"Once I'd decided to do the event I found the training regime easy to stick to. I went on the Runner's World website and entered details of the event I was doing and how much training I wanted to do, and it devised a programme for me. It is crucial to make a training schedule and write it down; if it isn't written, it isn't real. A schedule gives you targets. Even more important is recording your runs so you know you are improving as you train. If you have one slow run and feel demoralised, you can look at all the others you've done that week and see they are better than when you started.

"There were some days when I missed a run, if I'd got stuck at work late or couldn't drag myself out of bed in the morning, but generally I stuck to my programme. If you fall off the wagon and miss a few runs, just forget them. You won't be able to catch up, so just move on and do your best with the next run. Don't be tempted [to force in extra runs to make it up], because it will mean increasing the volume of training too fast, which is when you tend to get injured or ill. I got proper shoes from a running shop; the staff actually watch you run and understand your needs. I was lucky and didn't have any major injuries, but lots of my friends who run have been prevented from running by injury, so I was wary of it. And if you do get injured, rest only gets you so far; get someone to treat you who understands joints and movement – a physio or a chiropractor.

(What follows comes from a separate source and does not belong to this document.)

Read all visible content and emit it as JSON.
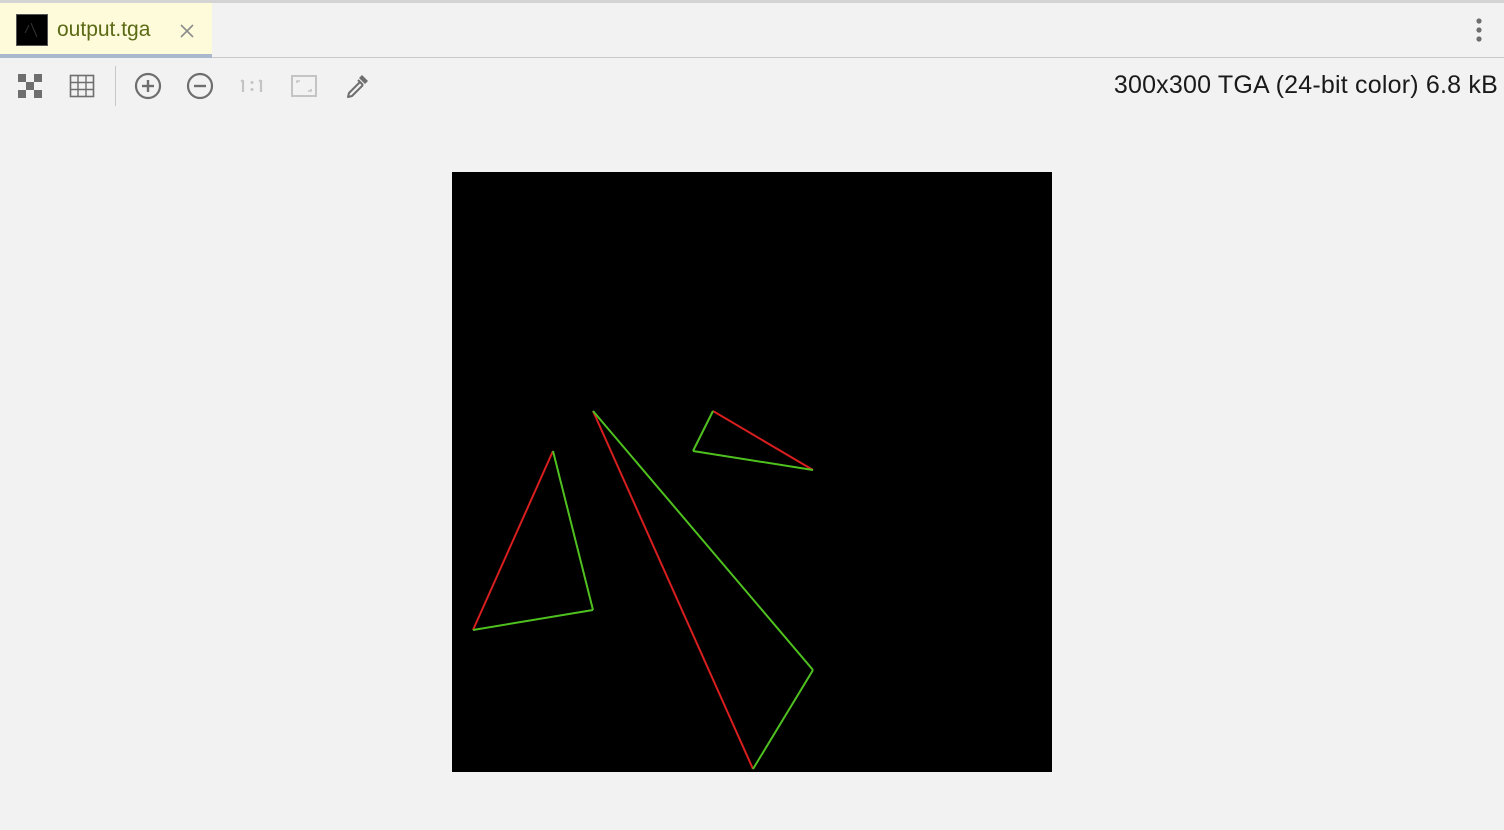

"I'm interested in sports physiology, so I researched the effects that training and the food you eat have on your body. How much you have to modify your diet really depends on what you eat now. If you train a lot, you will need to eat a lot. Losing excess weight does help, but not eating enough will make you tired and lethargic and stop you training. In the six weeks leading up to the race I had no social life, as if you are drinking you are never going to get up in the morning to run. I was running several evenings a week and had to reduce my calorie intake too; that would have been difficult to sustain that for a long time.

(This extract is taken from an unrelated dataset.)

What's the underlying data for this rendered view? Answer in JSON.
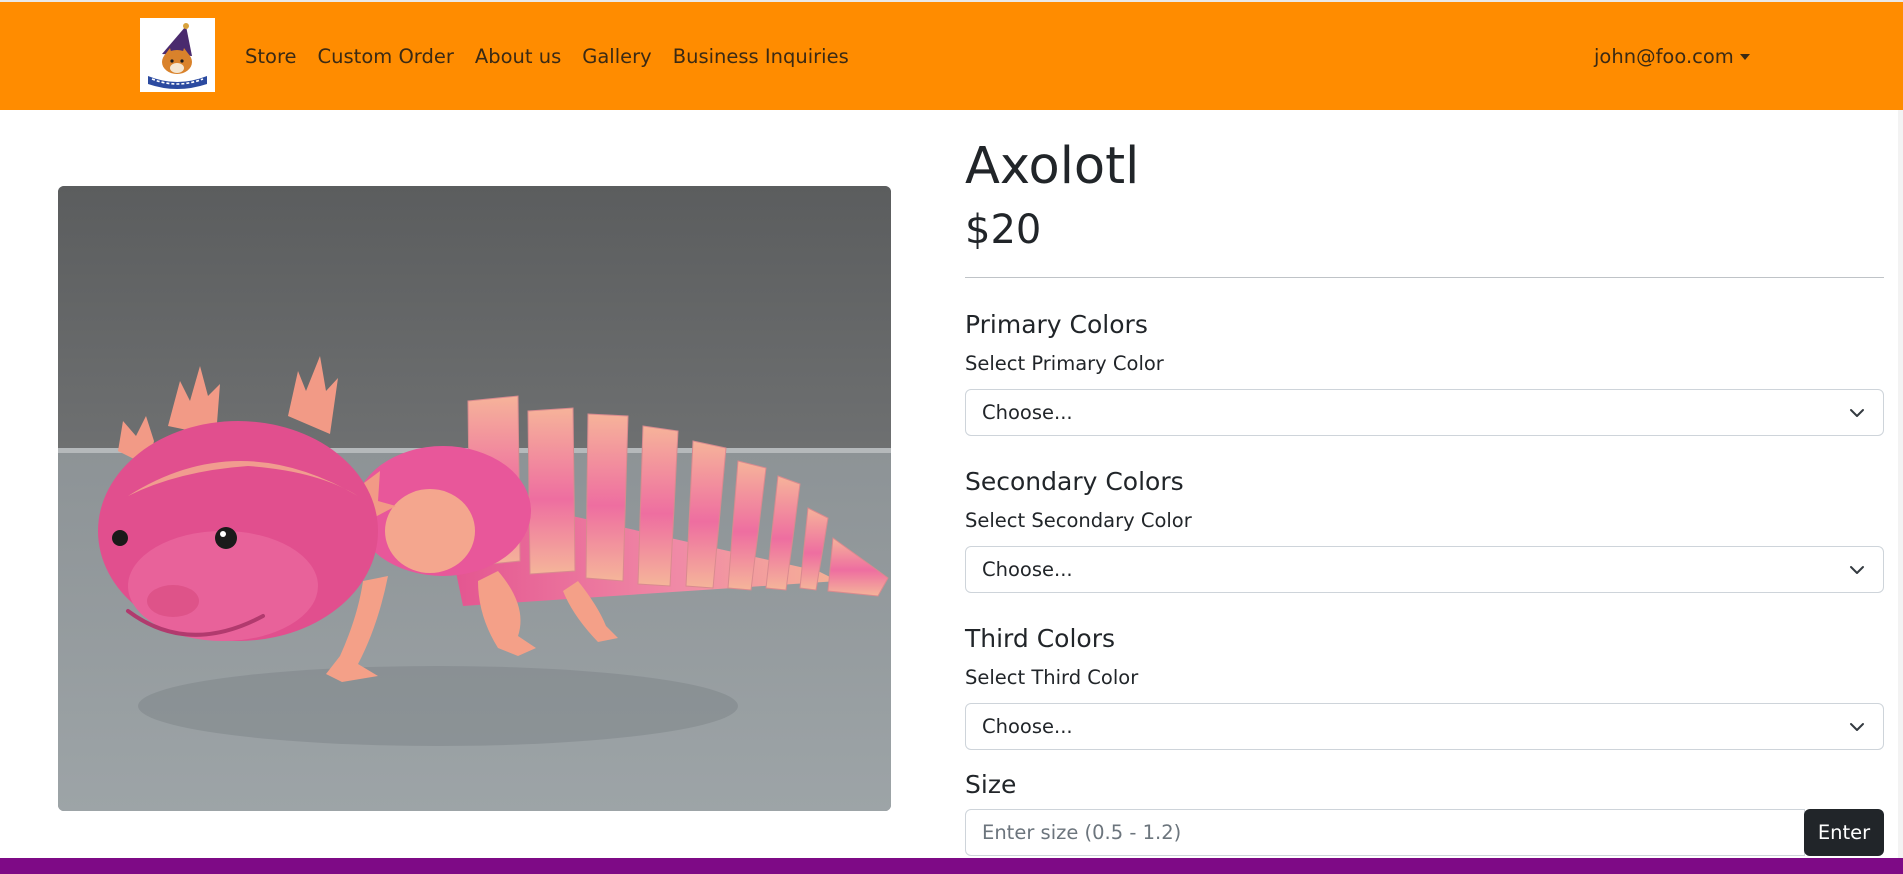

"I was doing the event with a friend, which helped to motivate me, as if I failed I wouldn't just be letting myself down, but him too. Running with people is good for competition if you are doing a fast run; the company can also be nice on a long run if you are training a lot – there is a limit to how much 'me time' anyone needs and conversation can take your mind off the developing pains. That said, I do like being able to daydream and have a proper chat with myself devoid of interruption, and for the same reason I run without music.

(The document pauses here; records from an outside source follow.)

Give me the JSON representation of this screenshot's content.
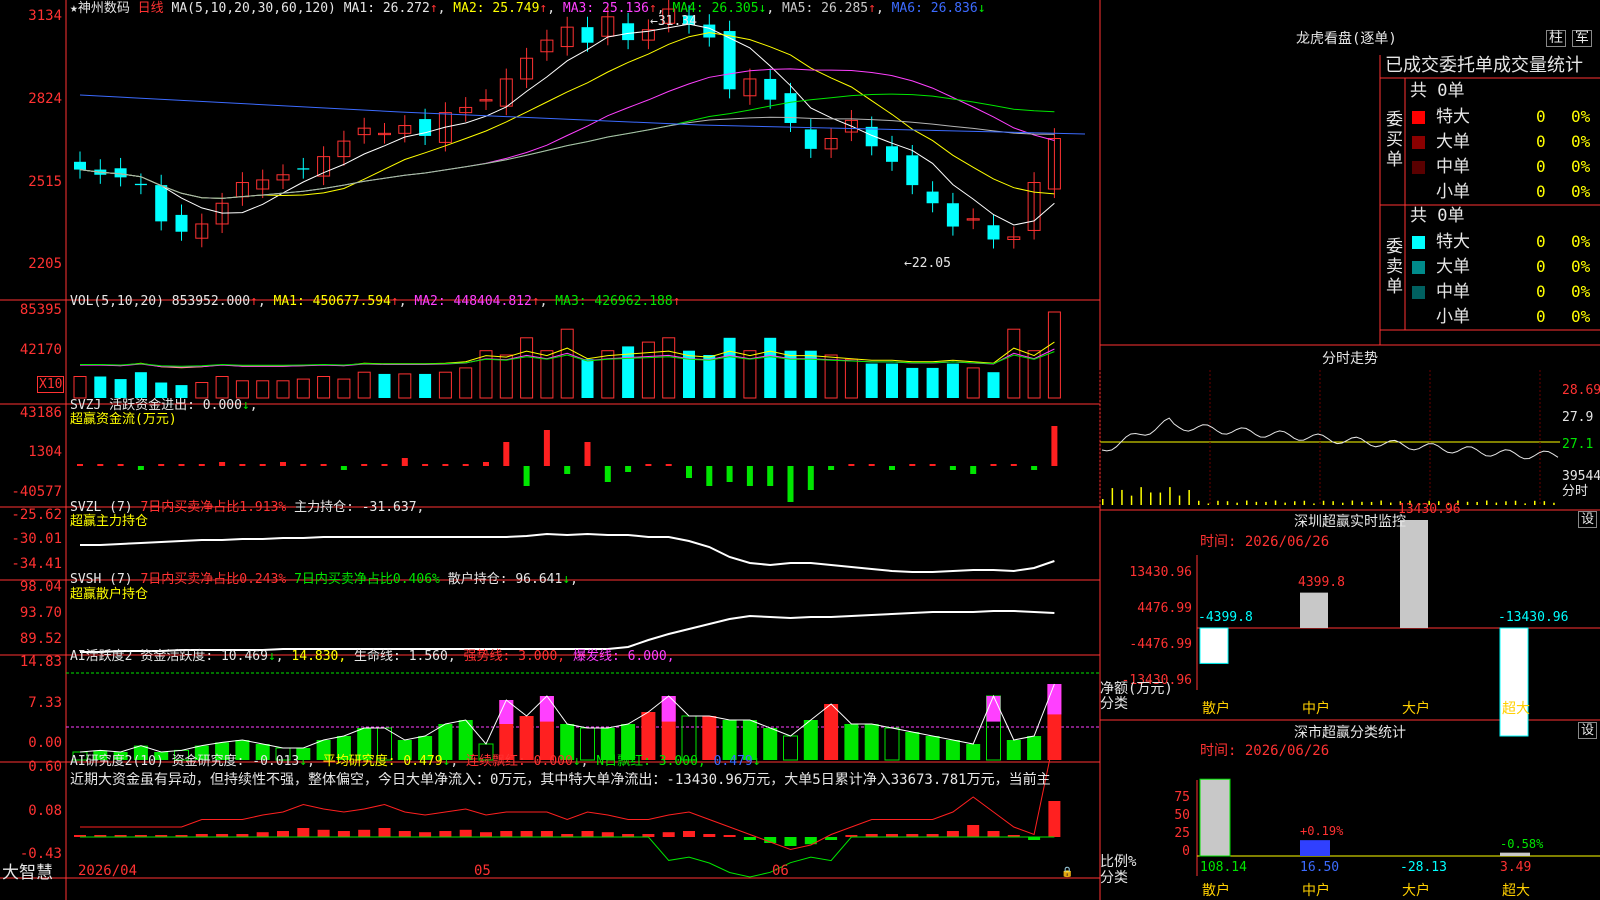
{
  "colors": {
    "up": "#ff3232",
    "down": "#00ffff",
    "bg": "#000000",
    "grid": "#ff3232",
    "ma1": "#ffffff",
    "ma2": "#ffff00",
    "ma3": "#ff40ff",
    "ma4": "#00e600",
    "ma5": "#b4b4b4",
    "ma6": "#3c6bff",
    "buy": "#ff2020",
    "sell": "#00ffff",
    "green": "#00e600"
  },
  "kline": {
    "stock_name": "神州数码",
    "period": "日线",
    "ma_def": "MA(5,10,20,30,60,120)",
    "ma1": "MA1: 26.272",
    "ma2": "MA2: 25.749",
    "ma3": "MA3: 25.136",
    "ma4": "MA4: 26.305",
    "ma5": "MA5: 26.285",
    "ma6": "MA6: 26.836",
    "axis": [
      "3134",
      "2824",
      "2515",
      "2205"
    ],
    "high_label": "31.34",
    "low_label": "22.05"
  },
  "volume": {
    "def": "VOL(5,10,20)",
    "value": "853952.000",
    "ma1": "MA1: 450677.594",
    "ma2": "MA2: 448404.812",
    "ma3": "MA3: 426962.188",
    "axis": [
      "85395",
      "42170"
    ],
    "unit": "X10"
  },
  "svzj": {
    "line1": "SVZJ  活跃资金进出: 0.000",
    "line2": "超赢资金流(万元)",
    "axis": [
      "43186",
      "1304",
      "-40577"
    ]
  },
  "svzl": {
    "line1a": "SVZL (7)",
    "line1b": "7日内买卖净占比1.913%",
    "line1c": "主力持仓: -31.637,",
    "line2": "超赢主力持仓",
    "axis": [
      "-25.62",
      "-30.01",
      "-34.41"
    ]
  },
  "svsh": {
    "line1a": "SVSH (7)",
    "line1b": "7日内买卖净占比0.243%",
    "line1c": "7日内买卖净占比0.406%",
    "line1d": "散户持仓: 96.641",
    "line2": "超赢散户持仓",
    "axis": [
      "98.04",
      "93.70",
      "89.52"
    ]
  },
  "ai_active": {
    "a": "AI活跃度2",
    "b": "资金活跃度: 10.469",
    "c": "14.830,",
    "d": "生命线: 1.560,",
    "e": "强势线: 3.000,",
    "f": "爆发线: 6.000,",
    "axis": [
      "14.83",
      "7.33",
      "0.00"
    ]
  },
  "ai_research": {
    "a": "AI研究度2(10)",
    "b": "资金研究度: -0.013",
    "c": "平均研究度: 0.479",
    "d": "连续飘红: 0.000",
    "e": "N日飘红: 3.000,",
    "f": "0.479",
    "comment": "近期大资金虽有异动，但持续性不强，整体偏空，今日大单净流入：0万元，其中特大单净流出：-13430.96万元，大单5日累计净入33673.781万元，当前主",
    "axis": [
      "0.60",
      "0.08",
      "-0.43"
    ]
  },
  "bottom": {
    "logo": "大智慧",
    "date_start": "2026/04",
    "m5": "05",
    "m6": "06"
  },
  "dragon": {
    "title": "龙虎看盘(逐单)",
    "btn1": "柱",
    "btn2": "军",
    "header": "已成交委托单成交量统计",
    "buy_label": "委买单",
    "sell_label": "委卖单",
    "buy_total": "共 0单",
    "sell_total": "共 0单",
    "buy_rows": [
      {
        "name": "特大",
        "v": "0",
        "p": "0%"
      },
      {
        "name": "大单",
        "v": "0",
        "p": "0%"
      },
      {
        "name": "中单",
        "v": "0",
        "p": "0%"
      },
      {
        "name": "小单",
        "v": "0",
        "p": "0%"
      }
    ],
    "sell_rows": [
      {
        "name": "特大",
        "v": "0",
        "p": "0%"
      },
      {
        "name": "大单",
        "v": "0",
        "p": "0%"
      },
      {
        "name": "中单",
        "v": "0",
        "p": "0%"
      },
      {
        "name": "小单",
        "v": "0",
        "p": "0%"
      }
    ]
  },
  "intraday": {
    "title": "分时走势",
    "prices": [
      "28.69",
      "27.9",
      "27.1"
    ],
    "vol": "39544",
    "vol_unit": "分时"
  },
  "monitor": {
    "title": "深圳超赢实时监控",
    "setting": "设",
    "time": "时间: 2026/06/26",
    "axis": [
      "13430.96",
      "4476.99",
      "-4476.99",
      "-13430.96"
    ],
    "y_title": "净额(万元)",
    "x_title": "分类",
    "bars": [
      {
        "name": "散户",
        "value": -4399.8,
        "label": "-4399.8"
      },
      {
        "name": "中户",
        "value": 4399.8,
        "label": "4399.8"
      },
      {
        "name": "大户",
        "value": 13430.96,
        "label": "13430.96"
      },
      {
        "name": "超大",
        "value": -13430.96,
        "label": "-13430.96"
      }
    ]
  },
  "category": {
    "title": "深市超赢分类统计",
    "setting": "设",
    "time": "时间: 2026/06/26",
    "axis": [
      "75",
      "50",
      "25",
      "0"
    ],
    "y_title": "比例%",
    "x_title": "分类",
    "bars": [
      {
        "name": "散户",
        "value": 108.14,
        "label": "108.14",
        "pct": ""
      },
      {
        "name": "中户",
        "value": 16.5,
        "label": "16.50",
        "pct": "+0.19%"
      },
      {
        "name": "大户",
        "value": -28.13,
        "label": "-28.13",
        "pct": ""
      },
      {
        "name": "超大",
        "value": 3.49,
        "label": "3.49",
        "pct": "-0.58%"
      }
    ]
  }
}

"I built my training up from about 15 miles a week to 60 miles a week. It is important with any training programme to start slow and build up volume and speed gradually. I'd spend most weekends in the Lake District or Peak District, running. It was nice to get out of London but onerous at times, and I felt like I was always tired. It was definitely worth it, though, and I'd recommend that other people try to push themselves and do an event they find challenging, too. Running long distances is fun, satisfying, stress relieving, and one of the only sports in which you will always improve at a rate proportional to the effort you make. I felt a great sense of achievement, and it has inspired me to do more difficult events; I'm thinking of doing a long cycle race in the summer now."